The Young Creative Technologist Award is a unique opportunity for a young person to undertake an innovative project of their choice. This award is proudly supported by Macquarie Group, providing an opportunity to create an innovative digital experience utilising some of the Library’s 10 million digitised images.
Vignesh Sankaran was the first winner of this award and here are the results of his research on facial recognition using the Library’s Sam Hood collection.
What made you apply for the award?
VS: It was an opportunity to try out building a new project from the ground up. Working on this experiment with new technologies is exciting for me since it’s an opportunity to start afresh and set the direction as I see fit.
Describe your research and the outcomes you were hoping to achieve?
VS: My initial goal was to build up a platform that could analyse images and store the results in a backend database. From there, a search index would use the results to facilitate searching for faces in the image collection. This would require another system that assigned names to the faces..
Naturally, this was quite an ambitious project with lots of moving parts, so I scaled it back to gear it more towards Library staff. The application would show the bounding boxes of recognised faces and be able to search the image collection for faces similar to a selected face. My goal was to also provide an automated way for Library staff to add more images to the application’s image collection.
In the end, I built a system that focused on showcasing AWS Rekognition’s facial detection and recognition abilities on a sample of images from the Sam Hood collection. Going through this process taught me the value of refining the research idea to its core idea, and that research doesn’t necessarily require a full-blown production system as an end result to be successful in achieving its goal.
What did you end up building?
VS: I built a web application that demonstrates the capabilities of facial detection and recognition with AWS Rekognition. The main page of the web application is a gallery that shows the images that have been analysed by AWS Rekognition.
Clicking on an image shows the results of the facial detection with the bounding boxes around the detected faces. Bounding boxes coloured in dark blue are faces that have had similar faces detected in the sample image collection, with a 95% degree of confidence.
When a dark blue bounding box is clicked, images in which the similar face has been detected are shown below, and the bounding box for that face turns pink in the images where it has been detected.

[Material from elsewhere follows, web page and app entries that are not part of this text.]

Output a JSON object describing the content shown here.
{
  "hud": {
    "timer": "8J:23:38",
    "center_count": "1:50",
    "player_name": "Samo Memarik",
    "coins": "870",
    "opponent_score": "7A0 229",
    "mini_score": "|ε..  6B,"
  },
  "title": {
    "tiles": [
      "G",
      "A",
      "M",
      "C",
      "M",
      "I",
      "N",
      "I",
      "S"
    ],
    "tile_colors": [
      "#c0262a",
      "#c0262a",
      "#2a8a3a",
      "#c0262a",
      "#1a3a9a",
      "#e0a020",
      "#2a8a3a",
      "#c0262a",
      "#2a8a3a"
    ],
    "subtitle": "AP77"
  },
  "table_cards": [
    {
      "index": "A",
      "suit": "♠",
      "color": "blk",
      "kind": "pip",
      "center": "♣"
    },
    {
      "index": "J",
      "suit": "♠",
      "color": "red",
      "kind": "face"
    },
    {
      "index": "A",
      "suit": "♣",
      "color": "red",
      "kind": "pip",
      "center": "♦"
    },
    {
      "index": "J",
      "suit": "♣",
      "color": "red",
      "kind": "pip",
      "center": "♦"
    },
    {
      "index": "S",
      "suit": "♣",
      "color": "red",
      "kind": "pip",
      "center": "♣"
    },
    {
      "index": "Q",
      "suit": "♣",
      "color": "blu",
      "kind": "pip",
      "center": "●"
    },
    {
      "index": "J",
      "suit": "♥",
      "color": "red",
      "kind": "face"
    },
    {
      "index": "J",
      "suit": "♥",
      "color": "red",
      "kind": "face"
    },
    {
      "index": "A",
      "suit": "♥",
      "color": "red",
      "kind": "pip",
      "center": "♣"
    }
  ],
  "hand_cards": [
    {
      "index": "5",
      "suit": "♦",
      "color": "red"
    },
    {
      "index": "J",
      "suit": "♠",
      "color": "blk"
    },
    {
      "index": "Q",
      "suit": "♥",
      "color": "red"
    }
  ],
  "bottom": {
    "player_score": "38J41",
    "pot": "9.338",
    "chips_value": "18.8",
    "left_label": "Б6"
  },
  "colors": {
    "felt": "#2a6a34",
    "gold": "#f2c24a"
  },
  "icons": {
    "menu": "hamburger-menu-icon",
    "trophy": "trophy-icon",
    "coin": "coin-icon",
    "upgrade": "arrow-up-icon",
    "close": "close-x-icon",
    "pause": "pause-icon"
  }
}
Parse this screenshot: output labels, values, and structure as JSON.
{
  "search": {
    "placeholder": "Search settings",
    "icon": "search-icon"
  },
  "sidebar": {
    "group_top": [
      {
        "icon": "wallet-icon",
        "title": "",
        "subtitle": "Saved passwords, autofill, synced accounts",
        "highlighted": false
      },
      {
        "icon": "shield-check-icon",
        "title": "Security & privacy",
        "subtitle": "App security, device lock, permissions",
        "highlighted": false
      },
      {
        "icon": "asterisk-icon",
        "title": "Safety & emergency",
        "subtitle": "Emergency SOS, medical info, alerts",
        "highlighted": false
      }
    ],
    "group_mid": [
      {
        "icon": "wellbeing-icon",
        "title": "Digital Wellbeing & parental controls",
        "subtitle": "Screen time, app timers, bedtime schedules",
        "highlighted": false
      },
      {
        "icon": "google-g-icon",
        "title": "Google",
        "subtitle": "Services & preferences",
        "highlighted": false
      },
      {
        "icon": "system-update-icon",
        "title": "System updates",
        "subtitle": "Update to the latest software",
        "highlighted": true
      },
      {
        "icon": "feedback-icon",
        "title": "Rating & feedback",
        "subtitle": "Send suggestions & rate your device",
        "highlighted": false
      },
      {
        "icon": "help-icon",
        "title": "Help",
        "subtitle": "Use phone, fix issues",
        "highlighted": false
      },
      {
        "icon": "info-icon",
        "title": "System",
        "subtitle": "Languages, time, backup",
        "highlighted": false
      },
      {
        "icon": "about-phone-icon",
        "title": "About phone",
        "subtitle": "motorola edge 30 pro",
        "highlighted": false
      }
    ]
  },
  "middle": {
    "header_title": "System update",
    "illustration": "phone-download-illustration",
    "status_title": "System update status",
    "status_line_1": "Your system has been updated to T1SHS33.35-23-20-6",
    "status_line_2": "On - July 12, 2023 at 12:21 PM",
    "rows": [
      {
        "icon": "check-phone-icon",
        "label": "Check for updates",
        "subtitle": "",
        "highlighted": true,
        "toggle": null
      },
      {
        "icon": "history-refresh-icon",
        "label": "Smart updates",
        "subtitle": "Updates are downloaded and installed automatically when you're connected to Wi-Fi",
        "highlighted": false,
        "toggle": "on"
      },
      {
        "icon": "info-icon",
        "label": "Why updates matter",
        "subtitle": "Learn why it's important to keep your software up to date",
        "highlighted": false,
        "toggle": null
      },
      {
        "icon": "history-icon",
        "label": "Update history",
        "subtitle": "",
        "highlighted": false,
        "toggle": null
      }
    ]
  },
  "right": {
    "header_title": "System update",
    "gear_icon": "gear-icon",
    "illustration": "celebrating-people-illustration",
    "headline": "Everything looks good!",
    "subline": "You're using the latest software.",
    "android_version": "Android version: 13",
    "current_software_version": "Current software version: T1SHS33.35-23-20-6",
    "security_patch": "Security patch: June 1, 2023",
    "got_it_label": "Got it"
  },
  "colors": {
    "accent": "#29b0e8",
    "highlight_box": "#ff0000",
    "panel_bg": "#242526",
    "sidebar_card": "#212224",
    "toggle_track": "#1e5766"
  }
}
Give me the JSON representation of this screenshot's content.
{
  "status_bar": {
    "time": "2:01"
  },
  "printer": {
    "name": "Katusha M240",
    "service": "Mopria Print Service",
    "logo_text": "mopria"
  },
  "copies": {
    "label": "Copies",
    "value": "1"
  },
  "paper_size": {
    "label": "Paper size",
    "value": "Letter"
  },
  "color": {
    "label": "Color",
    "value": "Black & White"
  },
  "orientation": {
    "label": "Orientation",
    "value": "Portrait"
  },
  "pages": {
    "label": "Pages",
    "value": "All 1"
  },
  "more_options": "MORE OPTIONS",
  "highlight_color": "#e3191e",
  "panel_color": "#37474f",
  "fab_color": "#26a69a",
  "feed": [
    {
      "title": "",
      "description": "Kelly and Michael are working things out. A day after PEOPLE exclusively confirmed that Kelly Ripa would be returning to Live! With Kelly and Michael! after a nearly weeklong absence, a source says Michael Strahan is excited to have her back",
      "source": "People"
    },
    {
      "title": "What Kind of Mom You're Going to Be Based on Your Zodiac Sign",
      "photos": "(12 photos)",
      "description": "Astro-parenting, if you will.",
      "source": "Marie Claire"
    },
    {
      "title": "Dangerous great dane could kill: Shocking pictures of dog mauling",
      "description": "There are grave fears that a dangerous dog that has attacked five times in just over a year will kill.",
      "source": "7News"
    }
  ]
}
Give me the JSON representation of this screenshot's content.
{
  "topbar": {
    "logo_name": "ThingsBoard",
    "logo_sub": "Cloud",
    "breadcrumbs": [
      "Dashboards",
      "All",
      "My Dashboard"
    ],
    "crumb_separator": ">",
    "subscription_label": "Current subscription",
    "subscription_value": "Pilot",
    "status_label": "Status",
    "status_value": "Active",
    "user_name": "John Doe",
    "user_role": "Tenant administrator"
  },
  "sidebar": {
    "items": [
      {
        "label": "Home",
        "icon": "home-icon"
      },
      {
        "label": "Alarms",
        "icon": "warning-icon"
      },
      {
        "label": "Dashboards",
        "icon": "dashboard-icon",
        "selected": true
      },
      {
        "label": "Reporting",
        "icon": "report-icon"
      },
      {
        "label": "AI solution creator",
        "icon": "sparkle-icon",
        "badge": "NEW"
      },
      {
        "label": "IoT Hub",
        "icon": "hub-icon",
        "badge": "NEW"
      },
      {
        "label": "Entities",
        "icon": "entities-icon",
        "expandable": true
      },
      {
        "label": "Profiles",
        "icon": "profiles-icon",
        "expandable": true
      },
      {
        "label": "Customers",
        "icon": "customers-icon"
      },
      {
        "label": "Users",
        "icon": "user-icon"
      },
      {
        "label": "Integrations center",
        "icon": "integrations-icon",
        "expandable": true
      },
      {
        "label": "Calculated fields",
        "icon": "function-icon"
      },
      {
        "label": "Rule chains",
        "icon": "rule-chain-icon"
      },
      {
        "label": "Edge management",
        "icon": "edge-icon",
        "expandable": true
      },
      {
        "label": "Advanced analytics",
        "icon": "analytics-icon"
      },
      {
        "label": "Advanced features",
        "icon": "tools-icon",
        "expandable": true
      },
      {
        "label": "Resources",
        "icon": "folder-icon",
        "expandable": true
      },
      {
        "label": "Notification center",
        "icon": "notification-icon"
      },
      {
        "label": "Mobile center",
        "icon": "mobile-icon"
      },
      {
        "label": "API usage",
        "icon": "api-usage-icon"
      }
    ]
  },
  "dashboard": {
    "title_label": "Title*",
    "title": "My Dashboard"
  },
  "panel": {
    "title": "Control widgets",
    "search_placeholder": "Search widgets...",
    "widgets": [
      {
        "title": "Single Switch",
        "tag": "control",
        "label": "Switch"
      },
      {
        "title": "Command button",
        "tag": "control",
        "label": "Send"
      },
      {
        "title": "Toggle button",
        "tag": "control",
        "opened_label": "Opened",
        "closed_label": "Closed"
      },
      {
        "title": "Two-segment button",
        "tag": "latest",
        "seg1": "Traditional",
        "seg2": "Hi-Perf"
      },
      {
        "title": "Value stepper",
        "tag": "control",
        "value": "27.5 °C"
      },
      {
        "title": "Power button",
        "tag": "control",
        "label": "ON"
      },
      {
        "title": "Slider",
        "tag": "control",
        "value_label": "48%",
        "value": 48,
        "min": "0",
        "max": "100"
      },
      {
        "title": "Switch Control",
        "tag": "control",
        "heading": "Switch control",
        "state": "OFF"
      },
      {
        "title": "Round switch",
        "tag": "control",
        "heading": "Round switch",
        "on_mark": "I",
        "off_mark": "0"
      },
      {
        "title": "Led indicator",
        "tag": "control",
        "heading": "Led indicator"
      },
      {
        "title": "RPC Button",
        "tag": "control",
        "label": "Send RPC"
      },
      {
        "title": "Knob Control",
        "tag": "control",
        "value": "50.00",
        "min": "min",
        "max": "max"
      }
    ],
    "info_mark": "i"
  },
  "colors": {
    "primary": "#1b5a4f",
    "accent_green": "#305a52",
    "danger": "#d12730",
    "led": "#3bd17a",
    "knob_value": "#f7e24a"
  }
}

What technologies have you used?
VS: I used Amazon technologies to form the backbone of the web application. AWS Rekognition was used to detect faces and search for similar faces in the entirety of the provided image collection. The results of the facial analysis were stored as JSON files in S3, alongside the images themselves.
API endpoints for the front end were built with the Serverless framework in Node JS, and were hosted on AWS Lambda. Serverless handled the deployment and configuration details, and was quite easy to use. The front end was built with React JS, which I found to be a complementary technology to Node JS.
What worked well and what didn’t work?
VS: One of the things that worked well was the technology stack used for this project. The Serverless framework made it easy to build and deploy back end applications with Node JS. The AWS platform was also well suited to this project, since it reduces the amount of effort otherwise spent focused on deployment and maintenance.
One thing that didn’t work as well was attempting to build Node JS applications without unit testing. Dynamic languages are very flexible, and I found it difficult to stay focused when there was a myriad of ways to move forward. By setting up test-driven development, I was better able to set a path for development and stay focused on the task at hand.
Debugging Serverless handlers was also something that didn’t work well. Unfortunately, the endpoints needed to be deployed to AWS in order to test them, and if there was a bug in the handler, the API response would only show up as an internal server error. This problem was worked around by using the AWS CloudWatch logs to ascertain where in the Serverless handler the issue was arising.
How do you think this might be useful for the Library?
The State Library is always interested in exploring their collection in different ways and this project provides another dimension for exploration. The Sam Hood collection has over 30,000 images and being able to see which similar faces appear where throughout the collection is an exciting proposition.
You can check out Vignesh’s results here.